David really wanted to be a good father, and provide for his family in all the ways his own father had not. Unfortunately, having experienced trauma growing up, David had mental health issues he didn’t know how to deal with and he turned to alcohol as a means to cope. When his two children, Molly and Manny, were very young, David’s struggles with alcoholism affected his ability to provide them a stable home and impacted his relationship with their mother, Ana, in very unhealthy ways. On all fronts, David and his family were in crisis.
David’s family was referred to FCNI’s Familia de Novo (Wraparound) program in an effort to help them rebuild. Once in care, the family’s needs were assessed and they set goals, such as Ana and David learning to parent better and David wanting to be sober.
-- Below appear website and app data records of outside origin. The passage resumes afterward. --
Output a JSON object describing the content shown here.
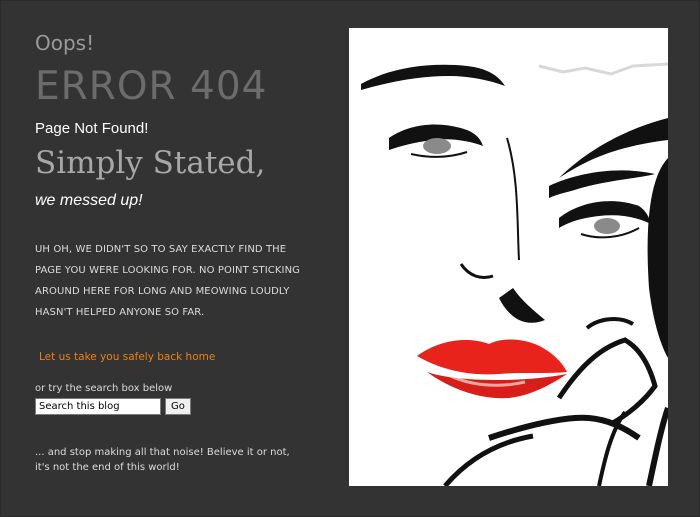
{
  "header": {
    "oops": "Oops!",
    "error_code": "ERROR 404",
    "not_found": "Page Not Found!",
    "simply_stated": "Simply Stated,",
    "messed_up": "we messed up!"
  },
  "message": "UH OH, WE DIDN'T SO TO SAY EXACTLY FIND THE PAGE YOU WERE LOOKING FOR.  NO POINT STICKING AROUND HERE FOR LONG AND MEOWING LOUDLY HASN'T HELPED ANYONE SO FAR.",
  "home_link": "Let us take you safely back home",
  "search": {
    "prompt": "or try the search box below",
    "value": "Search this blog",
    "button": "Go"
  },
  "closing": "... and stop making all that noise! Believe it or not, it's not the end of this world!",
  "colors": {
    "background": "#333333",
    "link": "#e8821a",
    "lips": "#e8231c"
  },
  "icons": {
    "illustration": "woman-face-illustration"
  }
}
It was during these initial team meetings that David had to face the hard truth that he couldn’t achieve sobriety alone. At the encouragement of his team, he checked himself into a Residential Rehabilitation Center to get sober and heal.
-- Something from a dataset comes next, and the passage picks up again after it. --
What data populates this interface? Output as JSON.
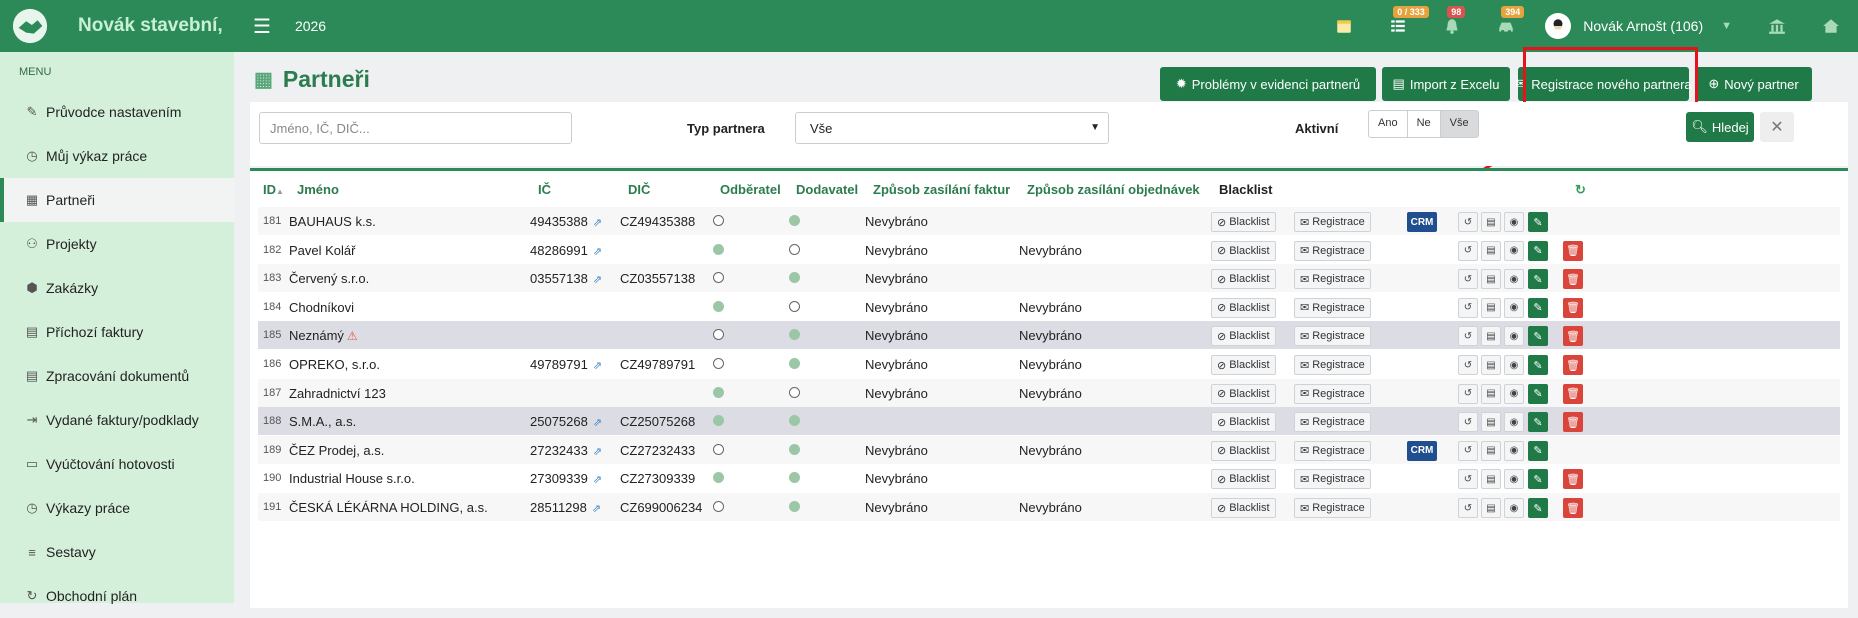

While in rehab, David’s two children lived with their mother, Ana, full-time, a new living situation for all of them. Even though the family still received support services from Wraparound, they continued to struggle. Molly and Manny were dealing with a lot of complicated emotions for such young kids—they missed their father, were fearful about their futures and didn’t wholly trust their mother. Unable to express all of these emotions in healthy ways, the two presented a lot of challenging behaviors, including acting out at school and at home. While Ana often shared how overwhelmed she was with her children’s needs, she refused help from her workers or any support services for her kids due to her own mental health issues. And Ana’s lack of participation created an obstacle which put Molly and Manny’s wellbeing at risk. In order to provide the kids stability and meet their escalating mental health needs while Ana and David both got back on track, the kids were placed temporarily with a Resource Family with a plan to work towards reunification.
All throughout rehab, David remained a devoted father to his children—calling, writing and staying on top of their lives as best he could. After completing his in-care program, David continued his commitment to his sobriety by participating in outpatient services. He also expressed how badly he wanted and needed to be reunified with his children, a desire his Familia de Novo team recognized and strongly supported. The family and their team developed a plan for reunification which included connecting David with affordable housing; assisting him in the purchase of reliable transportation; and meeting the family’s basic needs so that David could focus on supporting his children and maintaining his sobriety.
Once safe housing and transportation were secured thanks to community resources, David’s children were placed back into his care. Wraparound services were crucial following the family’s reunification, with in-home support staff working with Molly and Manny for several hours a day—both at school and home—several days a week, and the family putting a safety plan into action from day one to keep everyone safe. David also started working with an FCNI Family Partner to help him learn and apply parenting skills specified to meet his kids’ needs. In the beginning, the team was handling crisis calls on a daily basis. Molly’s behaviors would escalate until she was overwrought and David, unsure of himself, would call a worker to help him calm her down every time. While in-home support workers and his Family Partner supported David in his growing parental confidence, they also helped Molly learn real coping skills that she could use to tell her dad honestly and calmly what she needed, showing her how to take space when nothing else was working. At school, Molly was placed in a specialized classroom which helped her process her emotions in safer ways, enabling her to maintain more time in the classroom, working to completely renew her life at school.
David and his children have been in Familia de Novo for over six months now, and have made remarkable progress. No longer do workers receive daily crisis calls; in fact, staff no longer receive any crisis calls—a reduction in support that reflects the family’s ability to help each other with issues on their own. Sober for over a year now, David has started college with the goal of becoming a Social Worker, wanting to give back to a system which changed his and his children’s lives for the better. While the family still have challenges, they find themselves more committed to one another, focused on celebrating one another’s small and big accomplishments which only brings them closer together. They’ve already walked a tough road together, which has bonded them in ways that helps make success for them more possible. Regardless of our journey in life, it’s the people we share our journey with who make all the difference in where we end up, especially when we need a helping hand and a big second (or third or fourth…) chance.